It has always annoyed me slightly when a politician decides not to run for national office “because of his family.” Are those who do run and serve any less devoted? Moreover, it seems like a bit of a dodge. (As in, “I’m leaving this high-level position to spend more time with my family.”) Run or not, but why drag your family into it?
This weekend, however, I saw firsthand why this reason (however true) is really not an appropriate rationale for politicians. My family and I spent the weekend in Norfolk. There are multiple Army forts and Navy bases in area. On and off base there are thousands of homes, filled with a single spouse and multiple children. Usually it is the dads who are gone six months, but often it is much longer. Having a spouse deployed is not reason for complaint. Life goes on, children go to school, mothers cope and there are no weekends home for the absent dads.
So if a pol doesn’t want to run for office, that’s fine. If he thinks his family is a higher priority than serving in Congress or the White House, many of us can relate. But they should save the sanctimony.
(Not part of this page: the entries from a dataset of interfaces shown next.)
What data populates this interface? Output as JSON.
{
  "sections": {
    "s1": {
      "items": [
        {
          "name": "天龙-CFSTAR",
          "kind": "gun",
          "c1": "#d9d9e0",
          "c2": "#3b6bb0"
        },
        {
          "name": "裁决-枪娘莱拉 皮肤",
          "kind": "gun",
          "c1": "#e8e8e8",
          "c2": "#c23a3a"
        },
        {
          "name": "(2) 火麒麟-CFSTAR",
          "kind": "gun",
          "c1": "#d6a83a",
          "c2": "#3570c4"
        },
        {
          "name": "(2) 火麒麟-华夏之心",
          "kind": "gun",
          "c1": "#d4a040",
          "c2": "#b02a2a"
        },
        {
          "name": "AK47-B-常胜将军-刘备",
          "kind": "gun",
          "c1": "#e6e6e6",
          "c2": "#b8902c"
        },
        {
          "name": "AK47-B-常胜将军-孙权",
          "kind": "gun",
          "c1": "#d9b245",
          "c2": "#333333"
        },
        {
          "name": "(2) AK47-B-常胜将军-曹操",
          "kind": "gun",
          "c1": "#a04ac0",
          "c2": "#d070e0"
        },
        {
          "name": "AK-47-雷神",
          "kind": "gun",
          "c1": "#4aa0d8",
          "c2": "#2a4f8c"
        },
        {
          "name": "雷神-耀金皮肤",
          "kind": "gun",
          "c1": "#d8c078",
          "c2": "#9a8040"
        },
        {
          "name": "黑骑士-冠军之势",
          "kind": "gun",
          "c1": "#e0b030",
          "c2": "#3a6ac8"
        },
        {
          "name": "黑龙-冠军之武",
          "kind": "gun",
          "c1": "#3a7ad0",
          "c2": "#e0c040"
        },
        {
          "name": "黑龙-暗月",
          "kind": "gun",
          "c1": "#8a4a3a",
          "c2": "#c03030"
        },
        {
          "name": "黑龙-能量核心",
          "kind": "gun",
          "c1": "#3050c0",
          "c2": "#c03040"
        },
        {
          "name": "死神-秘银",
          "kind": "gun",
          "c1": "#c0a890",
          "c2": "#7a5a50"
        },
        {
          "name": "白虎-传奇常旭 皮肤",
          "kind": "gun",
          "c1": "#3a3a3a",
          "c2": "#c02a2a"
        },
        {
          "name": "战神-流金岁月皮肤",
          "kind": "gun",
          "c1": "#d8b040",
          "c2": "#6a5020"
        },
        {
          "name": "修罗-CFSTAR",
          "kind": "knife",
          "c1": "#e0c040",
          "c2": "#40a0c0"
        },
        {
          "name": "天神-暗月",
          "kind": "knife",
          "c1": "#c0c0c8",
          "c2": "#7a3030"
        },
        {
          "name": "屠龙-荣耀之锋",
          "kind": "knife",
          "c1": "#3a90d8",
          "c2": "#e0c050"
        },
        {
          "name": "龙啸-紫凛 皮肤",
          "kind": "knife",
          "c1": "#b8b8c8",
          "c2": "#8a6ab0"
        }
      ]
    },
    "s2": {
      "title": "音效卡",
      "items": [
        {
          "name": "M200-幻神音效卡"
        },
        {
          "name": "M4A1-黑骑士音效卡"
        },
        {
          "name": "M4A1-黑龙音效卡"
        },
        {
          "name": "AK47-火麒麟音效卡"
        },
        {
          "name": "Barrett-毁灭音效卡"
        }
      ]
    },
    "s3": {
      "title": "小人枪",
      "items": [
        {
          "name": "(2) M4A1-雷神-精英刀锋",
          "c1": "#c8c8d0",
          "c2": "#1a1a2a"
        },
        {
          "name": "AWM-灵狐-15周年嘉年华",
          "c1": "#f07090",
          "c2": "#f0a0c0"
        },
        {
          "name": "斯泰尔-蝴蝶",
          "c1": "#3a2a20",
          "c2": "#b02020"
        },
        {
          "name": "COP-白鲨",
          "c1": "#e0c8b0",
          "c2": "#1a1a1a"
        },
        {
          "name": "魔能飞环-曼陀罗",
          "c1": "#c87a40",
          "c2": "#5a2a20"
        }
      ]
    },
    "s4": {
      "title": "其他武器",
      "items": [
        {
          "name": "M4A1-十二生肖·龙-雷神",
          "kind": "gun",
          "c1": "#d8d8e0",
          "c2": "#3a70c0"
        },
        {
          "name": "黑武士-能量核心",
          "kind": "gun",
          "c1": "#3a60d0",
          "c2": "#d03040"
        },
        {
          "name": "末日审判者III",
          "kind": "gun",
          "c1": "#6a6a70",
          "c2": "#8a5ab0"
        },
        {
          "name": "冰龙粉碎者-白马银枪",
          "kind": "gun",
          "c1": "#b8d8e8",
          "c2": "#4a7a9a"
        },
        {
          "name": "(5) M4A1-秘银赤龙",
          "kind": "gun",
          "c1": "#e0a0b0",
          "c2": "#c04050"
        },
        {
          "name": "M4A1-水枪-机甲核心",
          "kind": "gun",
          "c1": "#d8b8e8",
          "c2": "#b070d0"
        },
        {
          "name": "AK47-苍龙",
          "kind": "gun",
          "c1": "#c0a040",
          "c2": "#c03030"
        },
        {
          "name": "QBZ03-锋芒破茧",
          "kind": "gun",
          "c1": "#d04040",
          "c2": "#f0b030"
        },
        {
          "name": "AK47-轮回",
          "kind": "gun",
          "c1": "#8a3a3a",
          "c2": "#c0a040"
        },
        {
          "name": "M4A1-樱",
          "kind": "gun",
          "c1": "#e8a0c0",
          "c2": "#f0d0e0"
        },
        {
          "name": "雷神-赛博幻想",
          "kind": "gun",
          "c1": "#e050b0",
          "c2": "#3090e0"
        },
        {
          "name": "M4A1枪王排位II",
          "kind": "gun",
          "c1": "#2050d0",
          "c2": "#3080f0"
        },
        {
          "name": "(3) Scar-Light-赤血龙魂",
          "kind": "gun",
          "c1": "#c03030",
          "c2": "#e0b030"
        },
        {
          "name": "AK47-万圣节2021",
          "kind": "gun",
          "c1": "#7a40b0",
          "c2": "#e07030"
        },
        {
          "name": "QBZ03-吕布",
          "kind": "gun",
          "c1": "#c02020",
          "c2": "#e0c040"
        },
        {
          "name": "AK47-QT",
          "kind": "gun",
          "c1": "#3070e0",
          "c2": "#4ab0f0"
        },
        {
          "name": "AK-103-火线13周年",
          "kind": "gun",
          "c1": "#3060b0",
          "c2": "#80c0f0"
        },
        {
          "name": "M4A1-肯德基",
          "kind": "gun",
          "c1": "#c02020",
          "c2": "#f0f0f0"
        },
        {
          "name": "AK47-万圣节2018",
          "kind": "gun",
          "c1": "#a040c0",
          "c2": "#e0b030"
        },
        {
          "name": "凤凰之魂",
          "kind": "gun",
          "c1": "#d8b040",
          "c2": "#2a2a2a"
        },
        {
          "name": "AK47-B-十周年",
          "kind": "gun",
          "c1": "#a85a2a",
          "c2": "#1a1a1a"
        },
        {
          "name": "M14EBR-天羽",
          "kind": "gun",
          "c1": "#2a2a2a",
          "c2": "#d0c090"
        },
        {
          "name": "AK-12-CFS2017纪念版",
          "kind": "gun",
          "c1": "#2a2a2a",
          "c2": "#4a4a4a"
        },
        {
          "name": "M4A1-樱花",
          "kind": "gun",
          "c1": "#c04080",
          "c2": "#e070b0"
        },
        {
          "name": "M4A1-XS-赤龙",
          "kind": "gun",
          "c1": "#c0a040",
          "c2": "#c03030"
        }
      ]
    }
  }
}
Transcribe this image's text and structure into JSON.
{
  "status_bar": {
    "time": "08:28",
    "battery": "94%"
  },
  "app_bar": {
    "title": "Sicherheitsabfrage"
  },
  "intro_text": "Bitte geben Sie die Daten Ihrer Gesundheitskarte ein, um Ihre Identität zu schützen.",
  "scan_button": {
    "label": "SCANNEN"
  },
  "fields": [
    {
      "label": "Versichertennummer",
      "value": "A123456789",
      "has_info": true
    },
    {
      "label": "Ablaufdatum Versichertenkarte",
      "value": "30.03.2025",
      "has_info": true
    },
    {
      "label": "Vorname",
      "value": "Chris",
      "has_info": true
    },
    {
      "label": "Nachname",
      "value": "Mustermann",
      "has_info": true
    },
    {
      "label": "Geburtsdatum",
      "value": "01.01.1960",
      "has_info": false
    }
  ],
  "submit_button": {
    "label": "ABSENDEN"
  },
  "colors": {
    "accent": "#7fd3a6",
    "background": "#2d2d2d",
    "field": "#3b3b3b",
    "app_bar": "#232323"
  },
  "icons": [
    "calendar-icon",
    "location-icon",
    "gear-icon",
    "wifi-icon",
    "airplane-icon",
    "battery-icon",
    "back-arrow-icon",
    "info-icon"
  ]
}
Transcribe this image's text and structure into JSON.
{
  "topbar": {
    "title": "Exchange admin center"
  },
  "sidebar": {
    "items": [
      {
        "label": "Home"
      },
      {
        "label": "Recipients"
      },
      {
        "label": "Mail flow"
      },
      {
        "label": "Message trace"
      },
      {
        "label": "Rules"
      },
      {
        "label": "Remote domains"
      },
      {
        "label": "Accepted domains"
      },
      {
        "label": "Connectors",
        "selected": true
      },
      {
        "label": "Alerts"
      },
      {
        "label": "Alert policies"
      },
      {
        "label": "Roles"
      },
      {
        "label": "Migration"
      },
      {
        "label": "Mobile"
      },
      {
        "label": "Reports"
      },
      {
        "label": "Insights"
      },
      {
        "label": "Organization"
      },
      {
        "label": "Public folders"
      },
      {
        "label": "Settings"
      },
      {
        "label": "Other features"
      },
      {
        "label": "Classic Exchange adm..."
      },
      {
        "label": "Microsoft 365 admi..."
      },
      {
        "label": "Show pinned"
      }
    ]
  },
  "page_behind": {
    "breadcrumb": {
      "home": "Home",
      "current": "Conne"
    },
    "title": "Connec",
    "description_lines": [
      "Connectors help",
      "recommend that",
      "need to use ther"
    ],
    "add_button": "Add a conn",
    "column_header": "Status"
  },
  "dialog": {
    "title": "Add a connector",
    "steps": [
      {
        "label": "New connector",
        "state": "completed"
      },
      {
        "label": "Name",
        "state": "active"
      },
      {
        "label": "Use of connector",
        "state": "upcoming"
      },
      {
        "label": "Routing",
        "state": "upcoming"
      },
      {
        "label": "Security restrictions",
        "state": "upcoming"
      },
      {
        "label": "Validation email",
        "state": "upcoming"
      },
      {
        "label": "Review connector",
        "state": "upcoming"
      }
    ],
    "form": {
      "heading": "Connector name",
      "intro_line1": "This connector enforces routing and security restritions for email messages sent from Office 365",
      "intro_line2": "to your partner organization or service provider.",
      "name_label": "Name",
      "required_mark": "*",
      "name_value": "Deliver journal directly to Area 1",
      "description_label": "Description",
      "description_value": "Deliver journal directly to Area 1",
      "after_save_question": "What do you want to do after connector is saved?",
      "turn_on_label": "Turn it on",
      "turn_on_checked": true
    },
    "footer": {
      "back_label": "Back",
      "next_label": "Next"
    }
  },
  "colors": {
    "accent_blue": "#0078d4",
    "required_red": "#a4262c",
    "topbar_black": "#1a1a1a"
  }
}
Who’s more noble: the pol who decides not to run for the White House or the soldier, marine or sailor who goes overseas no matter how much he loves his family?
If a pol believes his country needs him, is the family dislocation — which involves no personal danger, comes with many perks, permits weekends and vacations with the family, and allows (if they so desire) relocating the family to Washington — justification for not serving? Patriotism, the extraordinary courage and everyday stress borne by our military and their families are something to admire. Many of us could not imagine undertaking it. So if a pol can’t tolerate a far more minor inconvenience, perhaps he should keep it to himself, lest the rest of us think worse of him.